ASSIGNMENT: Only lines with the word "Cuộn" are needed; collect each of them from the listing below.

------ INPUT FOR THIS TASK

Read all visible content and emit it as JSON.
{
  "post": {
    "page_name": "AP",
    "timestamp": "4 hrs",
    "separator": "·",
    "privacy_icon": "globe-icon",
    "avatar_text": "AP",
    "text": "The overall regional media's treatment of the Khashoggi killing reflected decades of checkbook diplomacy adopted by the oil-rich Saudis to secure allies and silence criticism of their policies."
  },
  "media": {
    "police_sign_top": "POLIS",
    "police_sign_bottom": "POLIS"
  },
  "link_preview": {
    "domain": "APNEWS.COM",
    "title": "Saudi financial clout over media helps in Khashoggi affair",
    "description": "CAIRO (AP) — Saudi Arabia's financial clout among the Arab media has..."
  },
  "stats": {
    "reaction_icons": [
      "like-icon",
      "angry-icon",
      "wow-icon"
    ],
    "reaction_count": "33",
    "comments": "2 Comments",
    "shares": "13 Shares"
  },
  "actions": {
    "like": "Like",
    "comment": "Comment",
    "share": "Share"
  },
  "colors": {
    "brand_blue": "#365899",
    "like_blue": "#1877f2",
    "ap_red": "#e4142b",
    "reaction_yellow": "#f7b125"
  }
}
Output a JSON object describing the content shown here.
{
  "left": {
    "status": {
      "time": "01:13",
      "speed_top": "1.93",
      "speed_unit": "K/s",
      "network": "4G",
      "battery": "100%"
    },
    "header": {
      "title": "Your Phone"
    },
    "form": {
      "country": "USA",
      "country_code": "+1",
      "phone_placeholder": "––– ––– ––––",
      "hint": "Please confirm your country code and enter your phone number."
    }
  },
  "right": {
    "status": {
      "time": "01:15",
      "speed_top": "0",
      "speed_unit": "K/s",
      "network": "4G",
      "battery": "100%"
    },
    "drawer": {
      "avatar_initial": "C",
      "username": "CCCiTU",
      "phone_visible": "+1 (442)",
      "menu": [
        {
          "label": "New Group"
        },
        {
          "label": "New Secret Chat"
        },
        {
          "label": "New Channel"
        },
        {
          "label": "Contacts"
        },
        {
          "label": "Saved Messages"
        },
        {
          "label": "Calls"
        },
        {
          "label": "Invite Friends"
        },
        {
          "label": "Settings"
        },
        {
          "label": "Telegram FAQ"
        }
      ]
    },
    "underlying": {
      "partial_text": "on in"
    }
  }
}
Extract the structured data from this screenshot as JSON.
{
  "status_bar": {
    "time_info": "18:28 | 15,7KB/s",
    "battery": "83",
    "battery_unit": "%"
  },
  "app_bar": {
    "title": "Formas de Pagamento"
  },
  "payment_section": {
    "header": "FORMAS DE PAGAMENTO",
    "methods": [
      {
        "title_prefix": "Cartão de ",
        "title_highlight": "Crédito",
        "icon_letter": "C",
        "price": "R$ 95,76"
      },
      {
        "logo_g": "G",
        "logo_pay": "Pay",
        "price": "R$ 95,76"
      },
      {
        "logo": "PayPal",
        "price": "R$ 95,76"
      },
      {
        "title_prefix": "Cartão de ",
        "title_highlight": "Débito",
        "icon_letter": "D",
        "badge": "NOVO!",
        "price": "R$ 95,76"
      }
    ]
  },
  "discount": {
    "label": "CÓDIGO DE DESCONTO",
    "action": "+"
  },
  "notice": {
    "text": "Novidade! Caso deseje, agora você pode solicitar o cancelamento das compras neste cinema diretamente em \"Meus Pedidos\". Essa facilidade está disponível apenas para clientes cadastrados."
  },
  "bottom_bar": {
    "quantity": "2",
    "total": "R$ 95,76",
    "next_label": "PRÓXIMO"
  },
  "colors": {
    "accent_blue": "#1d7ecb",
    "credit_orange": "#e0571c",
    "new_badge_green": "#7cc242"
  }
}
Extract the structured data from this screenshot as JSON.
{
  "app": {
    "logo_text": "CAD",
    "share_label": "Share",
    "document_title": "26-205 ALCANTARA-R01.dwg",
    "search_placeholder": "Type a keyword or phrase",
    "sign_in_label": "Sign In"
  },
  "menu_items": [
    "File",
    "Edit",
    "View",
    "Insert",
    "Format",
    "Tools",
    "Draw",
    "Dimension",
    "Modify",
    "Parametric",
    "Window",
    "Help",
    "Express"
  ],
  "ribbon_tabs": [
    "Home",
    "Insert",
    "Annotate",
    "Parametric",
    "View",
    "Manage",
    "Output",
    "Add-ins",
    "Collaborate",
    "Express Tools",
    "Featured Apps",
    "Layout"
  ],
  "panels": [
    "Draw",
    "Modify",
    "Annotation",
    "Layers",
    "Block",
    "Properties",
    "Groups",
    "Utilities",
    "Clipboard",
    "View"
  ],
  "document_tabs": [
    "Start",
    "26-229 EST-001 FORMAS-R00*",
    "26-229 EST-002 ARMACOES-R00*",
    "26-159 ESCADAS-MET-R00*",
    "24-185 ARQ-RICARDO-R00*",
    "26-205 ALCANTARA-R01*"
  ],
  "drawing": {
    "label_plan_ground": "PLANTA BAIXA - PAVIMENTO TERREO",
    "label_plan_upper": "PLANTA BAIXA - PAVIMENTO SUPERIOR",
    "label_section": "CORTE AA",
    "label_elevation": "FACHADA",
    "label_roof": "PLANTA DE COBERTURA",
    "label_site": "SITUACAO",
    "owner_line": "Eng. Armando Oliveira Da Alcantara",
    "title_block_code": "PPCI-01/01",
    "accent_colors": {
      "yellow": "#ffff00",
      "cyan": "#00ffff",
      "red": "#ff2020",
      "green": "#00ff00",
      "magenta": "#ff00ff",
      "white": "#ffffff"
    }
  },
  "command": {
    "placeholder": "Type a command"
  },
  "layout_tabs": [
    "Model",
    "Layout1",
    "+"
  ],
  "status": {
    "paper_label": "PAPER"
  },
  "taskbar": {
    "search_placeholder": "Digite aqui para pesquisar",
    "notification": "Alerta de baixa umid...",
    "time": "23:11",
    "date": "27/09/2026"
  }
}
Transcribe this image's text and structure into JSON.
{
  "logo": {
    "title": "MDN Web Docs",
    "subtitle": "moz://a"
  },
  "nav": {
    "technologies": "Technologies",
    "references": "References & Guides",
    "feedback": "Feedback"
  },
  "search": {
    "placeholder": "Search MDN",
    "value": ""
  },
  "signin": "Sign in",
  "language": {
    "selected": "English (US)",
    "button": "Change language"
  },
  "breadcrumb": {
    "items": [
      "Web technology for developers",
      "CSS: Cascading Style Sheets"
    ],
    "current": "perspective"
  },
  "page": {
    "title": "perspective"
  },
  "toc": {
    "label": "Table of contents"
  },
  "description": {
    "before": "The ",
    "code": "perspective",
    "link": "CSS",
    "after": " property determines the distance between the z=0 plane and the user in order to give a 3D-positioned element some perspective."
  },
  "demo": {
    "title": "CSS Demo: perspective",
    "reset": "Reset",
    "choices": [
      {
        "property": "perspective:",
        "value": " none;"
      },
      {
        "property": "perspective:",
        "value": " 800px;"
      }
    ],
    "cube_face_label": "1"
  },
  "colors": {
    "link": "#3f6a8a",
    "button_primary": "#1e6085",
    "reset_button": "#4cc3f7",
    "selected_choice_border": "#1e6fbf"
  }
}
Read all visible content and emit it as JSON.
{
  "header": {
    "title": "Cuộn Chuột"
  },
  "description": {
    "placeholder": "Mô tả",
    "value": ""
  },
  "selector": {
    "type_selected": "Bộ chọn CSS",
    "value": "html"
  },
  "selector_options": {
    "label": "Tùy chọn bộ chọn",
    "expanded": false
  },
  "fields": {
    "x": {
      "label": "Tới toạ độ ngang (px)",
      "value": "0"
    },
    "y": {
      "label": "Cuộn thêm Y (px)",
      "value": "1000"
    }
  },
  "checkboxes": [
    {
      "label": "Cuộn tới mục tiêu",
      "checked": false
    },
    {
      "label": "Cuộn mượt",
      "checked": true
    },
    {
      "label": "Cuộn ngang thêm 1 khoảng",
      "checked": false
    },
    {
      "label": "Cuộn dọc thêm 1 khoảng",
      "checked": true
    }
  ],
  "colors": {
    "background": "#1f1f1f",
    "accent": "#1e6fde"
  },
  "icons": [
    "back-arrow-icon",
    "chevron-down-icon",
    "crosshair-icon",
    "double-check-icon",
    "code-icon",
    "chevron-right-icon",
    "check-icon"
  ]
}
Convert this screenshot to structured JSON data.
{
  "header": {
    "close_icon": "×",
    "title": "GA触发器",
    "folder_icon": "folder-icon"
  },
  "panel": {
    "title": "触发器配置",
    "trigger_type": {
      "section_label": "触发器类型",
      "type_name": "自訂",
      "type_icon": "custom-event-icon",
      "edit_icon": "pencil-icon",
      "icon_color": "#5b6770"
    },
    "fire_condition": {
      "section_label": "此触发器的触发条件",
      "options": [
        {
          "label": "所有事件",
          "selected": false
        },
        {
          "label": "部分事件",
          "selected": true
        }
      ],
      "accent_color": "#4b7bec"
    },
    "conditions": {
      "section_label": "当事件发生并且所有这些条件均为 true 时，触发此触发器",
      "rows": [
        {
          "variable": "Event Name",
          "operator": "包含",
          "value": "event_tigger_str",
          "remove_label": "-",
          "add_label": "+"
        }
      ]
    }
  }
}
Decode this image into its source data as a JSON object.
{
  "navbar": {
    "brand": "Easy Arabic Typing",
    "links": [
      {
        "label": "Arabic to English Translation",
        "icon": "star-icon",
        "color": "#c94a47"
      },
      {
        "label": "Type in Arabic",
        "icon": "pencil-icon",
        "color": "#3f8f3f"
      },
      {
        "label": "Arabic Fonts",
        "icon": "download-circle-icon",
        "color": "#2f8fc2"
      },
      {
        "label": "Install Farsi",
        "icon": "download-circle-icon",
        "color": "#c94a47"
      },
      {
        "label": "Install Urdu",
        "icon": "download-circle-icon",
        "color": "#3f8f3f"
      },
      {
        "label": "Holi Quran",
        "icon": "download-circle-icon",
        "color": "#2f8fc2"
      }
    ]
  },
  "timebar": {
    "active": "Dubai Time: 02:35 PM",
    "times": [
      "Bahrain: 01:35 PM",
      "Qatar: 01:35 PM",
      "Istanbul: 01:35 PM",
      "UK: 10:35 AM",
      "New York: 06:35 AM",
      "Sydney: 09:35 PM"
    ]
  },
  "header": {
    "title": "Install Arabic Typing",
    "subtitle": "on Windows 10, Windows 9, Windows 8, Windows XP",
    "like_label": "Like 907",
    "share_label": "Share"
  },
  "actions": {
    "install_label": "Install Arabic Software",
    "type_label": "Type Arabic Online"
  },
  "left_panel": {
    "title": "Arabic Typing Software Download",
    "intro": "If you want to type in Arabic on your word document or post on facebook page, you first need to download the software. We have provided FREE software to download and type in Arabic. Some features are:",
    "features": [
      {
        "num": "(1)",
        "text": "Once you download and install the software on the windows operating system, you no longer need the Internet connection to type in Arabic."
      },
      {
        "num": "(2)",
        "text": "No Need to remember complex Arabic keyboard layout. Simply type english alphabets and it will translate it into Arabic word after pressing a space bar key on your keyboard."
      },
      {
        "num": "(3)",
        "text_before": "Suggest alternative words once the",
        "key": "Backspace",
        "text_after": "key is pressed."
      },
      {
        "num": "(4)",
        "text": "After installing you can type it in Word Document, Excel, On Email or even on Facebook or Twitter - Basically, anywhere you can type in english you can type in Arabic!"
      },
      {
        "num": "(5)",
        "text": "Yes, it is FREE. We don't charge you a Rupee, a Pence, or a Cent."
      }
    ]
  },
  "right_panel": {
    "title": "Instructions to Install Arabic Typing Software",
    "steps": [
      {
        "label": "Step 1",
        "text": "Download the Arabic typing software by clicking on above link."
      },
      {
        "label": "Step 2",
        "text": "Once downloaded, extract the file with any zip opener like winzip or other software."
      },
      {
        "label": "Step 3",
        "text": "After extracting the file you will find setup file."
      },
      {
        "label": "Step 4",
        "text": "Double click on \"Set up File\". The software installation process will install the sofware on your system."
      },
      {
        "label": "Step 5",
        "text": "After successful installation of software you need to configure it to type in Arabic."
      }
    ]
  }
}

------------

ANSWER TO THE PROBLEM:
    "title": "Cuộn Chuột"
      "label": "Cuộn thêm Y (px)",
      "label": "Cuộn tới mục tiêu",
      "label": "Cuộn mượt",
      "label": "Cuộn ngang thêm 1 khoảng",
      "label": "Cuộn dọc thêm 1 khoảng",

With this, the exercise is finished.